Upon first impressions, 30 hours of free childcare for working parents appears a great idea. It would allow children to receive quality childcare whilst their parents work, free of charge. Like most things in this world, it comes with a hidden charge - one on the behalf of the childcare providers. The proposal of free care does not simultaneously benefit parents and childcare providers, proving to be a source of difficulty for those involved.

In September 2017, the government launched the 30-hour free funding scheme. This makes parents of 3-4-year-olds eligible for 30 hours of free childcare, so long as they meet regulations, such as earning below £100,000 per annum. The delivery of the 30 hours is in the hands of the childcare provider, as there is no mandatory schedule for its delivery. The 30 hours do not have to be delivered by only one childcare provider, it can be divided by the parent to cover care for different hours of the day (nursery and a childminder). The rate given to childcare providers does not cover consumables or additional services.

The local authority of the childminder determines how much the childminder is compensated by the state for the free placement.
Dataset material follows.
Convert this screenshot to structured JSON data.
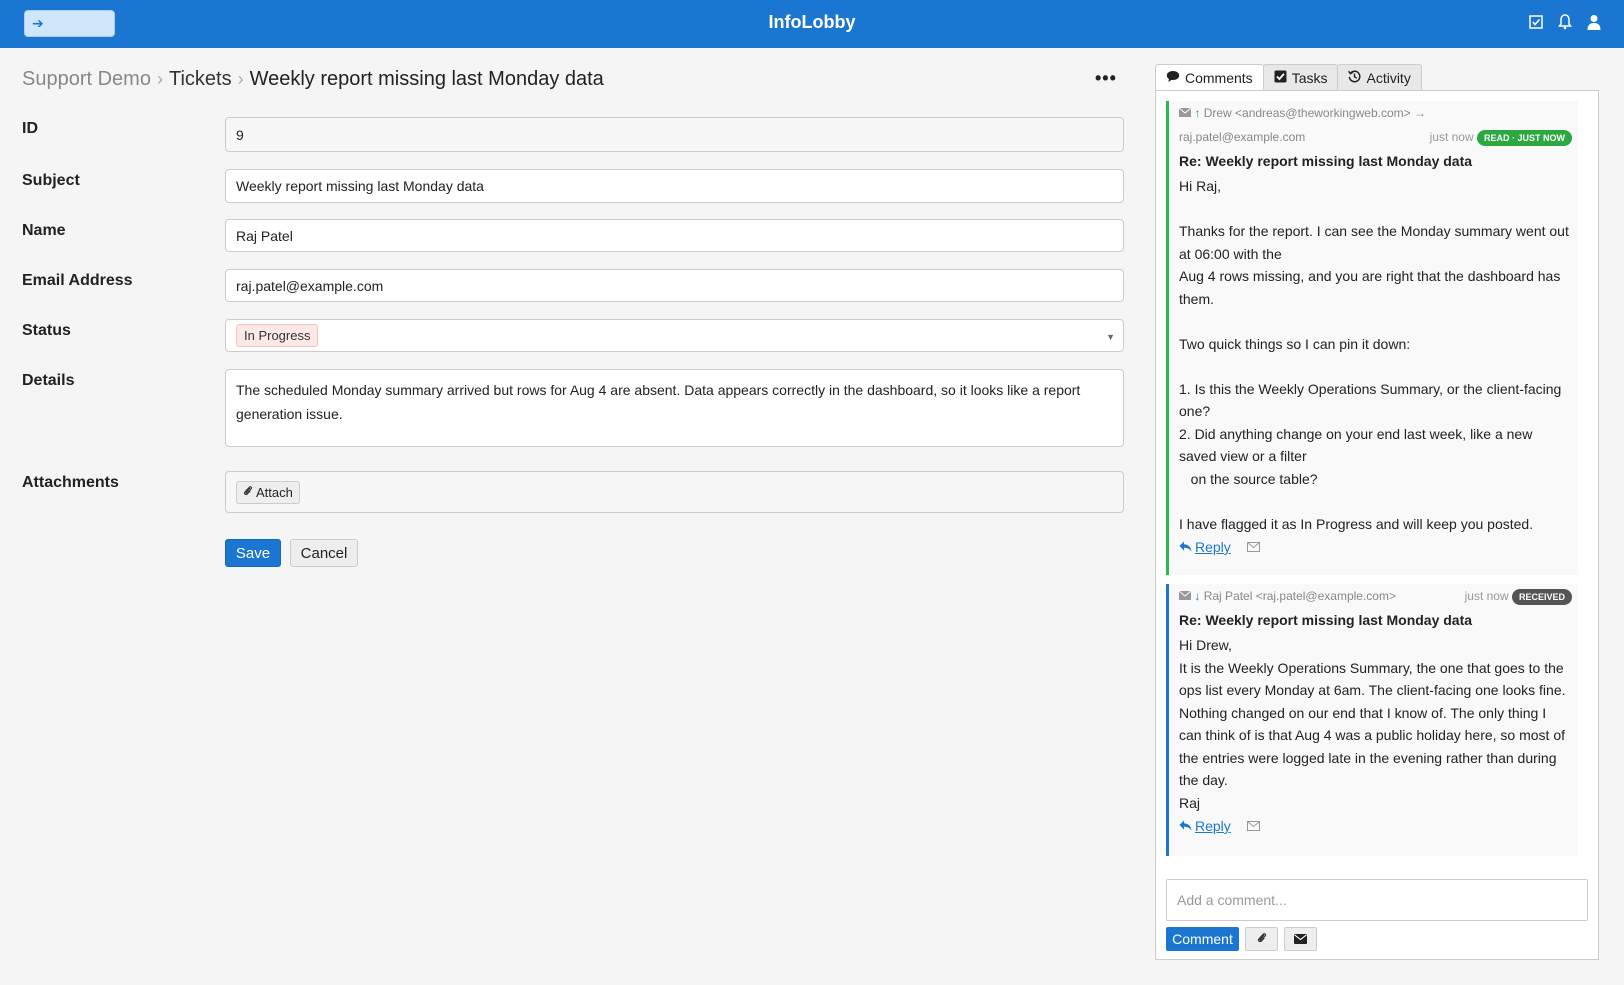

Currently, the rate for childminders in the Borough of Richmond Upon Thames, the rate is £4.90/h but will rise in the following year to £5.71 (ref.NurseryWorld).

For local childminders, this rate is lower than what they would charge hourly without funding, therefore it does not benefit them in any way. The funding cannot be ‘topped up’ to make up the normal hourly rate of the childminder. Fees can be charged for additional services such as food and outings, however many parents decline to pay for these services and opt to provide their child’s food, therefore leaving the childcare provider at a loss.

The government/local authority combat this frequent complaint by stating that childminders can care for more than one child, making up more money per hour. This is beside the point, however, as childminders can only take on regulated numbers of children according to the official guidelines, and work may not be there for them to take on.

It is not compulsory for childminders to offer 30 hours of free funding, yet refusing to offer it can create a range of other issues. Most parents want to use the free funding for their child's place, therefore are more inclined to place their children in the care of someone who offers this as the financial strain is then less for them. This reduces the number of enquiries and requests for childcare that some childminders receive.

Whilst childminders provide the best care they can, which is required by Ofsted to be of a high standard, the free funding system undermines the specialised service that is offered. On average, childminders charge rates that are much lower than nurseries, despite offering one-to-one care, but they cannot afford to run the same quality service on less money, especially as they rely on outings and activities that cost money to provide. The hourly rate of free funding does not cover these extra services that are provided leaving the childcare provider at a loss.

The 30-hours of ‘free’ funding, from the perspective of parents, appears a fantastic idea. Behind its glorious appeal, is the reality that, like most things in life, it is not ‘free’. The placements are subsidised, and leave childcare providers at a loss, perhaps causing more harm than good.